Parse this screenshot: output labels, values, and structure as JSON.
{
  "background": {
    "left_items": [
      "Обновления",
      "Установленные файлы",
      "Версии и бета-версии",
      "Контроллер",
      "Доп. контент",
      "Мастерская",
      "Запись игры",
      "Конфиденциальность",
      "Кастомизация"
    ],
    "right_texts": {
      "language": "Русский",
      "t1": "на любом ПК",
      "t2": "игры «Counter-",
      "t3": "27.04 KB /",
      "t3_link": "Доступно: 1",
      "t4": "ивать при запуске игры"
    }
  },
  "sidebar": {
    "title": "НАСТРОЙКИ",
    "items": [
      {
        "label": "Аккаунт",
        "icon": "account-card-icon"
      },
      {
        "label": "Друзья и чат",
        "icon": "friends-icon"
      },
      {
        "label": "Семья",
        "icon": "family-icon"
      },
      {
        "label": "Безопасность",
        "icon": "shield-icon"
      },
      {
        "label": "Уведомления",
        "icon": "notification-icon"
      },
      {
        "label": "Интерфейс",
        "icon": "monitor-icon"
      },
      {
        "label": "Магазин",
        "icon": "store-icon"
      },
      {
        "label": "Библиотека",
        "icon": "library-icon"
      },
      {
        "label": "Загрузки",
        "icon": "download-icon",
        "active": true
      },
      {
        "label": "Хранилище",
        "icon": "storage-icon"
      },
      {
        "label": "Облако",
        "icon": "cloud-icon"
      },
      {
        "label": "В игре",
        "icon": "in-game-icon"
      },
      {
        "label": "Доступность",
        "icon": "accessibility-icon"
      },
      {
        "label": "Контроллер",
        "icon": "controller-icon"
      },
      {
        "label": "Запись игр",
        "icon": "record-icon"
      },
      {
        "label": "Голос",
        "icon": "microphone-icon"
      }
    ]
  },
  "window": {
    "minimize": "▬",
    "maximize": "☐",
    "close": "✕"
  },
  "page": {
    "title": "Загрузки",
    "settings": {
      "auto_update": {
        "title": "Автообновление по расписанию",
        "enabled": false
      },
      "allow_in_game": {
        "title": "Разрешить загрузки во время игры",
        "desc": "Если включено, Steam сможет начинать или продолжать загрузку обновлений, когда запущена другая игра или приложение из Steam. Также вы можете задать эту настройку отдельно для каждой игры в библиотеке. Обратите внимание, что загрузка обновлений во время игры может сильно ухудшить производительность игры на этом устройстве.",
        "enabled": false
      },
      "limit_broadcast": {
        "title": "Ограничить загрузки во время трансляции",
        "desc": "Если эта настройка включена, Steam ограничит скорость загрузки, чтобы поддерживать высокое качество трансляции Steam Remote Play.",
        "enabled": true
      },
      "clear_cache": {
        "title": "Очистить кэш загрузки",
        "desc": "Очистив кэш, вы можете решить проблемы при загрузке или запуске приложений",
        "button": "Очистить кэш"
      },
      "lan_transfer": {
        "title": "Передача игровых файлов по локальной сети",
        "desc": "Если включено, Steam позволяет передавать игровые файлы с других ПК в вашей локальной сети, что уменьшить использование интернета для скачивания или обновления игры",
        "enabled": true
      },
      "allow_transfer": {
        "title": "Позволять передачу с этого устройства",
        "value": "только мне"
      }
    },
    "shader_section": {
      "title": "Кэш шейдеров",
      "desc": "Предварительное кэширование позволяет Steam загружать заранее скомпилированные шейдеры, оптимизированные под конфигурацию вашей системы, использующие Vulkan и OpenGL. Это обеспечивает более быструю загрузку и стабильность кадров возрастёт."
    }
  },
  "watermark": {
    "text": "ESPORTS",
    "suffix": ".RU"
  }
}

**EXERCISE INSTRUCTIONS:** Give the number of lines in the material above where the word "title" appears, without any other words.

**FINISHED TASK:** 9